When we re-did downtown I got a call from a lady that I know. She told me she loved downtown, but didn’t love driving there. When I asked her why, she said “I have to think too much when I drive downtown.” There’s a lot of truth in that statement. We’ve made, in our culture, and our city, we’ve made it real easy to drive.
We’re also looking at eliminating our minimum parking requirements for commercial zones. We’re strategically looking at where we can put on-street parking back on, which will maybe make some of our older building areas viable again.
If you could wave a magic wand and change one thing about Lancaster – relative to streets and livability – what would it be?
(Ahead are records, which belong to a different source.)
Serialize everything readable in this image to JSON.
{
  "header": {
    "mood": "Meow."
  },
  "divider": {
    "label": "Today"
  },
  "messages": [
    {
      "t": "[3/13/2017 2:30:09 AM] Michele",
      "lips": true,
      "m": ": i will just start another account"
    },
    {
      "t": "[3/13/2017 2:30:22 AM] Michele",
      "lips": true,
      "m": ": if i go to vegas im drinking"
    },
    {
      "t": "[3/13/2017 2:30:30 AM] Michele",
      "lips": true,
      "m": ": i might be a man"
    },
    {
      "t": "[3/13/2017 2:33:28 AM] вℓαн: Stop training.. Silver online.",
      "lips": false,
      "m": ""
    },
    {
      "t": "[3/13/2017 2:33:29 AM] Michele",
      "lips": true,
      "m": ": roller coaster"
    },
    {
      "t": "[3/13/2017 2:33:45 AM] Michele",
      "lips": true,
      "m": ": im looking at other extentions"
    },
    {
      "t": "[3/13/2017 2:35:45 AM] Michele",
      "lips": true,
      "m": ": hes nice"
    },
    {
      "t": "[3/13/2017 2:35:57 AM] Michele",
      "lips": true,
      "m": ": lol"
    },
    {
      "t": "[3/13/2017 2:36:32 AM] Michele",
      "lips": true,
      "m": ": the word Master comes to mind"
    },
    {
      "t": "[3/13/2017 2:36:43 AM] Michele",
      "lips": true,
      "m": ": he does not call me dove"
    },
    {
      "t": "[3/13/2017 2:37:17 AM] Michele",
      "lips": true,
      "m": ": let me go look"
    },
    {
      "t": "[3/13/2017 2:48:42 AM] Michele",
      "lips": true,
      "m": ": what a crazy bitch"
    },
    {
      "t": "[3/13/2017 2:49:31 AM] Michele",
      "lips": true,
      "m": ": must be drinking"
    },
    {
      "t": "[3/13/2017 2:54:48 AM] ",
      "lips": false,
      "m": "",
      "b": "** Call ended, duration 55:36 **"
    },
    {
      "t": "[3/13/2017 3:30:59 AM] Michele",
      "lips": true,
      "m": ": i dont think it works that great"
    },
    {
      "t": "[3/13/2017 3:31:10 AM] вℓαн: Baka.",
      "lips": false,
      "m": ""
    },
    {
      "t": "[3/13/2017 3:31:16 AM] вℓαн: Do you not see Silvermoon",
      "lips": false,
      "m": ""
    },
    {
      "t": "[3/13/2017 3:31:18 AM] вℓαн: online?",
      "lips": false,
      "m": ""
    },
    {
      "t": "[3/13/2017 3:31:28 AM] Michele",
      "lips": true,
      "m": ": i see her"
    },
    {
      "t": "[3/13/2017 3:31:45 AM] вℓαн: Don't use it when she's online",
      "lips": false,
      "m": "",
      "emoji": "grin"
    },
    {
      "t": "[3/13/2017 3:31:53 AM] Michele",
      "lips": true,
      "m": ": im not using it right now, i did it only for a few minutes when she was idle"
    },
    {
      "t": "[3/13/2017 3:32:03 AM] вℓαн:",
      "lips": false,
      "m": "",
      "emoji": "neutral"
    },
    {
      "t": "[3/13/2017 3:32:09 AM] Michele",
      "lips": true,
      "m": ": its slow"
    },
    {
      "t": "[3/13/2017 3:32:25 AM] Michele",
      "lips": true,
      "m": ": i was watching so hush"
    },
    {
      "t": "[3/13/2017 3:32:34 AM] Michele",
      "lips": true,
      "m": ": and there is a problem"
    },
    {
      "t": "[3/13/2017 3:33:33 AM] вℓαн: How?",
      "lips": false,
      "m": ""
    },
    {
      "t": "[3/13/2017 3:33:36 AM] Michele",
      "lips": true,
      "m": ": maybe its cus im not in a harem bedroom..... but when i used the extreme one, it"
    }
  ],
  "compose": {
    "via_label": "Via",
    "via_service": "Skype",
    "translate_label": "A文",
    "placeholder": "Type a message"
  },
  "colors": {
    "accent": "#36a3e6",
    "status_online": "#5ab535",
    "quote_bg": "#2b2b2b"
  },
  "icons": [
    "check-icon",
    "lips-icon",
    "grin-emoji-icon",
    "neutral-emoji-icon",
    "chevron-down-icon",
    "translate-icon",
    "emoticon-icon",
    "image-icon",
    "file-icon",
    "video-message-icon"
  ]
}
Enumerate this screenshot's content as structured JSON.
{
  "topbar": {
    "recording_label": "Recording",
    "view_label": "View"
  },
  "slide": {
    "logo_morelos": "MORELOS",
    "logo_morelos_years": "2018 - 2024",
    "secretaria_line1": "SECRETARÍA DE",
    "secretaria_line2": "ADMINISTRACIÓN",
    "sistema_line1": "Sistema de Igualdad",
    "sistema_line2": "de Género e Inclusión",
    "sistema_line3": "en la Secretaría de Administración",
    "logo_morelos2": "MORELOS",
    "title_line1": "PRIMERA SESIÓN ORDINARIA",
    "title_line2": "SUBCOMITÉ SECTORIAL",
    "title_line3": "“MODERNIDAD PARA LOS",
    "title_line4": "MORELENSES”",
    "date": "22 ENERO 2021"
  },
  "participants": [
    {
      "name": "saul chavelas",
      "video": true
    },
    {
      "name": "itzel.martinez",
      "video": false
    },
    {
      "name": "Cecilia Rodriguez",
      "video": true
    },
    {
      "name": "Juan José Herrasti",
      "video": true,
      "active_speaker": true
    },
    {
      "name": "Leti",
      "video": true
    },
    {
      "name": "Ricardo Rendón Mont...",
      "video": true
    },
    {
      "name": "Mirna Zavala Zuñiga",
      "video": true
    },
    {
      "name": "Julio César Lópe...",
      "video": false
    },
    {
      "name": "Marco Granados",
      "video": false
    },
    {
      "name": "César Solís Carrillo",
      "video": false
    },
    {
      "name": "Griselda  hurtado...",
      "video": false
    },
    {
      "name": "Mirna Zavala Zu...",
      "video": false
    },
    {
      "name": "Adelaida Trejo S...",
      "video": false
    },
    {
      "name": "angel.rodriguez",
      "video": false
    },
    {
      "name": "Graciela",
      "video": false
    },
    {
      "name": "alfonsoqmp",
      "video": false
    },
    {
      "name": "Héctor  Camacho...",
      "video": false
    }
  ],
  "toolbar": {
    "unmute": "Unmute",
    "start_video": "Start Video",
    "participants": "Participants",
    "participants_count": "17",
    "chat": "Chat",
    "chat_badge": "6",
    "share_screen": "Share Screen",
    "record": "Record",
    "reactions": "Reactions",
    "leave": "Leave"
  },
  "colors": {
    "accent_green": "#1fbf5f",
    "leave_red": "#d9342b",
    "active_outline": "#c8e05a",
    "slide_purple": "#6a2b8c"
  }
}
I’d replace as many traffic-signal-controlled intersections as I could with roundabouts. We’ve installed one. We have two others planned. We’re great believers, at least at the staff level, in the benefits of those.
I’ll back up a little bit… As a planner, I never thought street design could be interesting. I always thought that had to be the most boring thing in the world, but I’ve learned differently. Particularly in suburban communities, you don’t need wide streets to actually carry the traffic. You need it to store vehicles at traffic signals. That’s where you get your congestion. So, in a lot of suburban cities what you’re doing is creating a wide street so you can store vehicles while you’re waiting for a signal to cycle through. Roundabouts start handling some of the flow issues at the intersections.
That’s the first thing that I would do, because that would lead to a lot of other changes. I think you would suddenly find you don’t need as much right of way.